Here it shows that DNS resolver in my case happens to be Cisco’s OpenDNS. As soon as the client gets port 53 DNS queries, it encrypts it and sends via UDP port 443 (UDP or TCP depending on provider and client configuration). The encyption is based on trusted root CA’s and associated chain as popularly used in HTTPS. This is also one of reasons why DNSCrypt is also known as DNS over HTTPS.

 

Here’s an example of a DNS query to resolve A record of google.com while running tcpdumps in parallel:

This shows request went in clear text to 127.0.0.54 which is configured on loopback. While in parallel if I watch for traffic towards OpenDNS public IPs, I get:

Thus all that appears here is just an encrypted packet to Cisco OpenDNS over UDP port 443.

I ran another query and saved it in pcap file. Here’s how it looks like in wireshark:

 

 

 

That’s all about it for now. I am going to keep encryption enabled especially when travelling from now onwards.
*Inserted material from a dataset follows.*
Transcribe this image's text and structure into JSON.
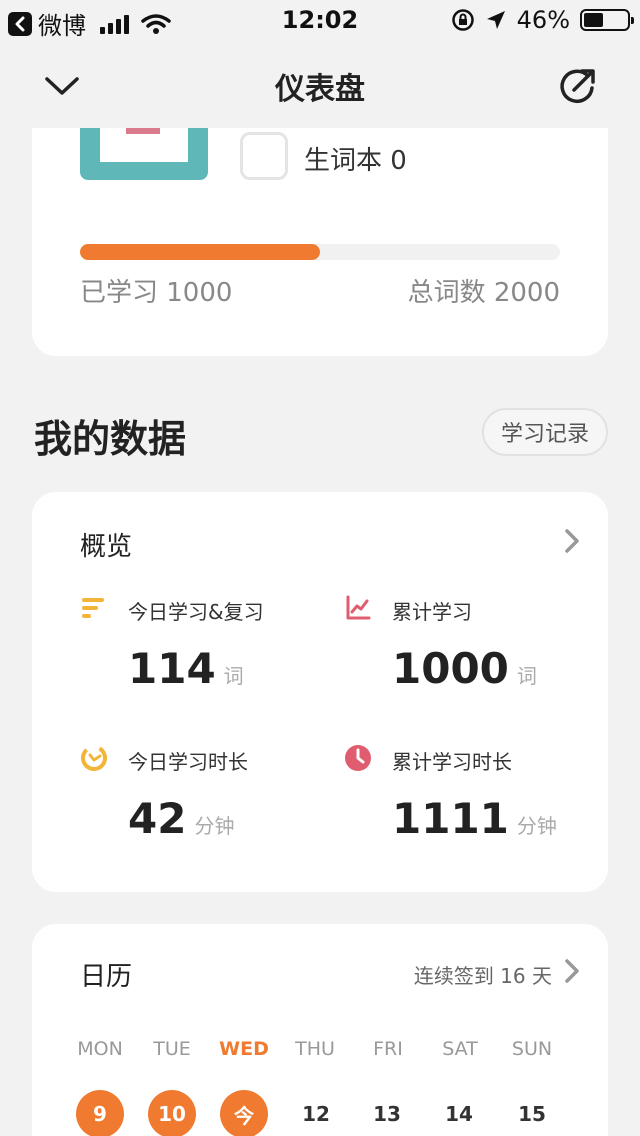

Time to get some sleep. 🙂

 

Useful Links:

  1. dnscrypt-osxclient – https://github.com/alterstep/dnscrypt-osxclient
  2. DNSCrypt Wikipedia – https://en.wikipedia.org/wiki/DNSCrypt
  3. DNS Over HTTPS (Google Public DNS) – https://developers.google.com/speed/public-dns/docs/dns-over-https
  4. DNS over TLS (Quad9) – https://quad9.net/faq/#Does_Quad9_support_DNS_over_TLS